**Your assignment**.
Lines with the string "this" in the data below: report how many there are, and write nothing but the number.

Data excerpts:
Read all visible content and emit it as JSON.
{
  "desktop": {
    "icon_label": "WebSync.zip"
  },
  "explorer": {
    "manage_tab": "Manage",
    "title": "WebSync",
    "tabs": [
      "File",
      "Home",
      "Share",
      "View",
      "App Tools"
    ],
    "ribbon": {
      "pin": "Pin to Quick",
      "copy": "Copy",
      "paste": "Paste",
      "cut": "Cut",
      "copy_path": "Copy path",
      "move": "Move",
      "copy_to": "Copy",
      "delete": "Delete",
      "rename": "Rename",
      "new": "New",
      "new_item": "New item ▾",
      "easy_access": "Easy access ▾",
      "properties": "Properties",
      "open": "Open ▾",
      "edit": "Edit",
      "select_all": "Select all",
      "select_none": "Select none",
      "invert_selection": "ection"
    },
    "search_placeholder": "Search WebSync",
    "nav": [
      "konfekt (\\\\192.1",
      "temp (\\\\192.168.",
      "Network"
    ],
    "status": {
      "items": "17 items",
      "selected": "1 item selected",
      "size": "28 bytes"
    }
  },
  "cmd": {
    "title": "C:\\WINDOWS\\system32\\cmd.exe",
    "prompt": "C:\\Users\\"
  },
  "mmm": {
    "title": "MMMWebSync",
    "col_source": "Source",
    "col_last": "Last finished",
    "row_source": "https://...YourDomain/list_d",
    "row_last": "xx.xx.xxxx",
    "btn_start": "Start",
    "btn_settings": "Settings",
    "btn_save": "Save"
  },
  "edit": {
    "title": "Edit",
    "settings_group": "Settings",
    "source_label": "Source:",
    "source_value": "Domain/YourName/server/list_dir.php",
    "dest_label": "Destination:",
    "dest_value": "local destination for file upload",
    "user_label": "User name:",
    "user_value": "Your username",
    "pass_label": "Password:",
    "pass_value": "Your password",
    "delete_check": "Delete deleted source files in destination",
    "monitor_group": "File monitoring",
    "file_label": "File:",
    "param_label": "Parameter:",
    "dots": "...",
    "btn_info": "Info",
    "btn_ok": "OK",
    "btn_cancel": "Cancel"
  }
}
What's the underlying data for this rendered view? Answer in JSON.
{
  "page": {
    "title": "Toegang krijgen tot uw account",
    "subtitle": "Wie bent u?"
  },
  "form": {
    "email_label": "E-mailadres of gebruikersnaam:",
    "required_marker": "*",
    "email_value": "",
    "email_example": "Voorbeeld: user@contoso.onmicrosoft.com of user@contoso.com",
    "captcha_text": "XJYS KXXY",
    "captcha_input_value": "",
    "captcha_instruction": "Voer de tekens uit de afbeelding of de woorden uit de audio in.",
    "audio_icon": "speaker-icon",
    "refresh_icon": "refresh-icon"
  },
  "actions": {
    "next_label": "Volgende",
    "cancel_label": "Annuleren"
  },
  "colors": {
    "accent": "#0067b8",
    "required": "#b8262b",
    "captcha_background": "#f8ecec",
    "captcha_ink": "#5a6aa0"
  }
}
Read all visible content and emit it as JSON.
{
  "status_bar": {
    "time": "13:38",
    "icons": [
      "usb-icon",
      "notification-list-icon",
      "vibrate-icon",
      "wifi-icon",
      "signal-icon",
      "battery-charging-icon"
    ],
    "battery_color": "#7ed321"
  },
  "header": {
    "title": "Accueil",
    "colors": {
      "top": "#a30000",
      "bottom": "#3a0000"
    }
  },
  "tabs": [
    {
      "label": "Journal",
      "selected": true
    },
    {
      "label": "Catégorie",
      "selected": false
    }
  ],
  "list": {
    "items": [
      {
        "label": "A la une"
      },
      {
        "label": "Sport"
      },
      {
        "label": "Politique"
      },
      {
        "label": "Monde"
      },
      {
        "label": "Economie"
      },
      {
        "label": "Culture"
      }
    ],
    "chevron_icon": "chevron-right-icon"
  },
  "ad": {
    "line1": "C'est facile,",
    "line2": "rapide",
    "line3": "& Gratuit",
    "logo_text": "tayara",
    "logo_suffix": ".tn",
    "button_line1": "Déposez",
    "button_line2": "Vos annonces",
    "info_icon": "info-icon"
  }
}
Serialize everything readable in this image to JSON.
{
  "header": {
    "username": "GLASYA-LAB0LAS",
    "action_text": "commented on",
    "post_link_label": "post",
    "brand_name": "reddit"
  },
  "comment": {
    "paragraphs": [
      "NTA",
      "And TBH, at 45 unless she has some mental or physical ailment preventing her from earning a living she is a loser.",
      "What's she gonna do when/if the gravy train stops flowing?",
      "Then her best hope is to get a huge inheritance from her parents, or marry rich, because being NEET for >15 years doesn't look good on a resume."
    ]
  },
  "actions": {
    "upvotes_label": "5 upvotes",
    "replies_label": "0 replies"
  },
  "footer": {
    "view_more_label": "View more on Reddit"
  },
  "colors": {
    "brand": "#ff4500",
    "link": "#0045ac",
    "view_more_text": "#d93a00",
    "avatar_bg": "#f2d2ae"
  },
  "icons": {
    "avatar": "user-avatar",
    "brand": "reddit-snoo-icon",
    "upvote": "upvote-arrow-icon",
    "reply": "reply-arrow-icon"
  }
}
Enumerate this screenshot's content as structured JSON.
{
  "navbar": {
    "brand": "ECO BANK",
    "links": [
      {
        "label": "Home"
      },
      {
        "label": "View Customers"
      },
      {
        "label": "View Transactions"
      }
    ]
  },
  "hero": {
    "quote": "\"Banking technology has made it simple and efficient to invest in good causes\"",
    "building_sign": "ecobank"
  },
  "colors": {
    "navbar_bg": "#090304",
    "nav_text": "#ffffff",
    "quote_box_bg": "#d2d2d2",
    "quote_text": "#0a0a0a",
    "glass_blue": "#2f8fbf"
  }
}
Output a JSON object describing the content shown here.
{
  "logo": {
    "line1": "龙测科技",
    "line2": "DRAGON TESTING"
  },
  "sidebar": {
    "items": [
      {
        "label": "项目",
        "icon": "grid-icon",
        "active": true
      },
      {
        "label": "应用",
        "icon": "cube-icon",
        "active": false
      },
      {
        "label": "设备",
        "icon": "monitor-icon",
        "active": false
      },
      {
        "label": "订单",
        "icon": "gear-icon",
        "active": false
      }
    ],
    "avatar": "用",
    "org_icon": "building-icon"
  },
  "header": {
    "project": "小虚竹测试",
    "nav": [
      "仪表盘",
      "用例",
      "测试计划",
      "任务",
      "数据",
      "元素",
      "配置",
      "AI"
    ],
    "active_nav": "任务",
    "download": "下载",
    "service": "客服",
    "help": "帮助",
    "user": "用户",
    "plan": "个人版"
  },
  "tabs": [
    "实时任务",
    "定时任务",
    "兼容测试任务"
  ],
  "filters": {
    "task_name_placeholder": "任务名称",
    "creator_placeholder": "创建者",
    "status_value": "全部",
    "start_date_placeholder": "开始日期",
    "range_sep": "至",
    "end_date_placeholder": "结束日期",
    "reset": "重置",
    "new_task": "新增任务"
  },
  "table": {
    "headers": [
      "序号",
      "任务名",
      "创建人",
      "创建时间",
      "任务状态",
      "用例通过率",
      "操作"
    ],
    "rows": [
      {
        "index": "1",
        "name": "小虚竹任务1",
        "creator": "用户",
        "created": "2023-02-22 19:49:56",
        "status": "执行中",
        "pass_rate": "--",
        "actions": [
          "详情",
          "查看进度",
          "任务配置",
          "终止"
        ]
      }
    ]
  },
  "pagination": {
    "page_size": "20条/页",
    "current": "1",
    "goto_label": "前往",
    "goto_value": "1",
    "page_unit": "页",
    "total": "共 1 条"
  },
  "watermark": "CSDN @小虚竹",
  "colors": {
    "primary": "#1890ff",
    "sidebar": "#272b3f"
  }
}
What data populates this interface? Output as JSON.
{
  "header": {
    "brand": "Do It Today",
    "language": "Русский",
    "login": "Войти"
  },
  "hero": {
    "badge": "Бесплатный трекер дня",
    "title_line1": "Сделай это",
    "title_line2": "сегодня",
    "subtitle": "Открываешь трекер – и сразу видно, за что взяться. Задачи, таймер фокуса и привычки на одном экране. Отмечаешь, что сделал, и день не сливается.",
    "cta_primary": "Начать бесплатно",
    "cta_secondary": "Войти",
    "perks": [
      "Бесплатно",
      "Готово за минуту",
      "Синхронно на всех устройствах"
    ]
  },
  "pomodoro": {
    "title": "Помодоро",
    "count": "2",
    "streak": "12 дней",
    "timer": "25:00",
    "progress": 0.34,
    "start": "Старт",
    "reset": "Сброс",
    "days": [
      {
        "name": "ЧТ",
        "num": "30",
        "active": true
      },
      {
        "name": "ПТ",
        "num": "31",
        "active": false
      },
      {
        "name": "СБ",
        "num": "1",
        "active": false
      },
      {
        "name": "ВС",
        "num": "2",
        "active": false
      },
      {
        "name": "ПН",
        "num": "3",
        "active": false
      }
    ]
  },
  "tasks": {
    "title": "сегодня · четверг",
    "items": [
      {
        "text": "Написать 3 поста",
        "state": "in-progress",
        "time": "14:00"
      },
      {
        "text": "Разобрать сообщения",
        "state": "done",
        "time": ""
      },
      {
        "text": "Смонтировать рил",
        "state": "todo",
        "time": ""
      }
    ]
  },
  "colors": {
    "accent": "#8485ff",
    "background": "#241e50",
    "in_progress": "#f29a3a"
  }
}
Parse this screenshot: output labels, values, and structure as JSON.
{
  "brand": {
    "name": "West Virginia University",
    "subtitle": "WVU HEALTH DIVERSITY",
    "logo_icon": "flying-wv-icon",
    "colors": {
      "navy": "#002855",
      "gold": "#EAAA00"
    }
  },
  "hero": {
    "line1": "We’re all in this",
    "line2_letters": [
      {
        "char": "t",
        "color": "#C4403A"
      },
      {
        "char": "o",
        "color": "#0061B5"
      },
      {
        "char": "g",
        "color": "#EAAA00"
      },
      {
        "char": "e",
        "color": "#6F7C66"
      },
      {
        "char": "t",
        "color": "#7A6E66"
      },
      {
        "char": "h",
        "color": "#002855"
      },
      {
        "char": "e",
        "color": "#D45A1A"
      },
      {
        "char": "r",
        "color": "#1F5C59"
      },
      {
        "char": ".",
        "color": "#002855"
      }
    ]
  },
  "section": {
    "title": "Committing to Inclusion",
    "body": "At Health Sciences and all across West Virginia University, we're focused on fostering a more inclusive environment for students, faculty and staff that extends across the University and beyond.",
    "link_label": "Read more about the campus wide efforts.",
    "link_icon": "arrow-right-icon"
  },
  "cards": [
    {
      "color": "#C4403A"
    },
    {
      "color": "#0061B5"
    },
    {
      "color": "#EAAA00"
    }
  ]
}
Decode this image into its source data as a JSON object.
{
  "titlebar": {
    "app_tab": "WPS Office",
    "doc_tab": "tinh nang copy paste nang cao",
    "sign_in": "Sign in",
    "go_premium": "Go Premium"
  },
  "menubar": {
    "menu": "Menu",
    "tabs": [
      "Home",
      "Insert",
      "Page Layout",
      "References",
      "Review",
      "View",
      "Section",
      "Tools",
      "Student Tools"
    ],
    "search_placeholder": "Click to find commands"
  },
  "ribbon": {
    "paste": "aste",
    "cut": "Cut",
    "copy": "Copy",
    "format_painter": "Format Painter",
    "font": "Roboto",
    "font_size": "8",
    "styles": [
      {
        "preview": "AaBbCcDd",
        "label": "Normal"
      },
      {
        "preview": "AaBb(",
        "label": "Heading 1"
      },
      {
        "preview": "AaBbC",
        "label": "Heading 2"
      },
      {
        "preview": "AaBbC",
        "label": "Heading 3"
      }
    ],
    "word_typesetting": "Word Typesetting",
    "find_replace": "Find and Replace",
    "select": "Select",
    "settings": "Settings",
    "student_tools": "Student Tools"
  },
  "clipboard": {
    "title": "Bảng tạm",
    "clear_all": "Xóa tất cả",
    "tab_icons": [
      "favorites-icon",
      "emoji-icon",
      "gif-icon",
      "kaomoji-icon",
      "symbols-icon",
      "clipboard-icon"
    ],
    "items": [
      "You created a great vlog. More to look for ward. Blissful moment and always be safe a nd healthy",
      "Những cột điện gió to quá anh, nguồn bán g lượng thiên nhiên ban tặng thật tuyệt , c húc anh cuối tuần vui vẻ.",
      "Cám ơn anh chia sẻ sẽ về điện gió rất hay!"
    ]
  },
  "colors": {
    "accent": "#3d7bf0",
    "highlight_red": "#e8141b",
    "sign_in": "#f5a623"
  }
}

**Expected answer**.
7